▶ **Material provided**

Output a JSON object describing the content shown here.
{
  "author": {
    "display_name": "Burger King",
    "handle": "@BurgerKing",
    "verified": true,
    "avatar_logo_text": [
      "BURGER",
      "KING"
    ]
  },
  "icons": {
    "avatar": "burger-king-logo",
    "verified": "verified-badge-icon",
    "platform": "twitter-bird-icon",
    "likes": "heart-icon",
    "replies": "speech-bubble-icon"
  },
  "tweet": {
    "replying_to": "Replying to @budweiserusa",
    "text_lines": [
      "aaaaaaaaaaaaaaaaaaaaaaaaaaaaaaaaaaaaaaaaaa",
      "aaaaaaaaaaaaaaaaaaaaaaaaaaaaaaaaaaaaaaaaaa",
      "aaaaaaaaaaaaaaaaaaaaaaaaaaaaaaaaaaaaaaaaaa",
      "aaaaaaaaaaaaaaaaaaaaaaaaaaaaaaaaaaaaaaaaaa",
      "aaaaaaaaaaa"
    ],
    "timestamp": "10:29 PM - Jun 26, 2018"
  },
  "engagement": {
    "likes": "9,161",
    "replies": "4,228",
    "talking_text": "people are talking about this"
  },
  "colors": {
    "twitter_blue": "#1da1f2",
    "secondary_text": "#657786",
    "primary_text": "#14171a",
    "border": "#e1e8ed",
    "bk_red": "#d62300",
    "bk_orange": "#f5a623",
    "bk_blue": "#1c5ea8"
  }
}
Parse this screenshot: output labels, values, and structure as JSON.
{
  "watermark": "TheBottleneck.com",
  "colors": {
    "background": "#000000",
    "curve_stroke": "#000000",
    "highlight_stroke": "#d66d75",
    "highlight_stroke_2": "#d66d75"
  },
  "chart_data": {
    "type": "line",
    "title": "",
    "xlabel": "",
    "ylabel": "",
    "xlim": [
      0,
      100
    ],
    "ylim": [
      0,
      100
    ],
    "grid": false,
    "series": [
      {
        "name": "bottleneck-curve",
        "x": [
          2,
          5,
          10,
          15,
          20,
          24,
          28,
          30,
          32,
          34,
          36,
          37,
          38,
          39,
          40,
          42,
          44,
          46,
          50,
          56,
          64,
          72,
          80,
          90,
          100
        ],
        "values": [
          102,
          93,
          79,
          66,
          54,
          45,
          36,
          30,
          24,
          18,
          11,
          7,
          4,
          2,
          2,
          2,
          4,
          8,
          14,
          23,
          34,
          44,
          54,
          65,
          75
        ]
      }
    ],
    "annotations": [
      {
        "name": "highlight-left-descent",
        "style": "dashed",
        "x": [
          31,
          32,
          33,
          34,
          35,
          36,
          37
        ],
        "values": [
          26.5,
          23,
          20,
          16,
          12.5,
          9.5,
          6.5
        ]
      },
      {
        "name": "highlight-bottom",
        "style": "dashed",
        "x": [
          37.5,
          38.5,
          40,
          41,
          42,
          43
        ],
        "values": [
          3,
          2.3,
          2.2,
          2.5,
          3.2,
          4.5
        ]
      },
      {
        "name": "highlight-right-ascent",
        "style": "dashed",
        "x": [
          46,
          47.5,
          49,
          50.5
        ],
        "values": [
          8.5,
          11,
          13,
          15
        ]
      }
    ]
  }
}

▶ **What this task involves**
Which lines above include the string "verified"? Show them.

▶ **Output of the exercise**
    "verified": true,
    "verified": "verified-badge-icon",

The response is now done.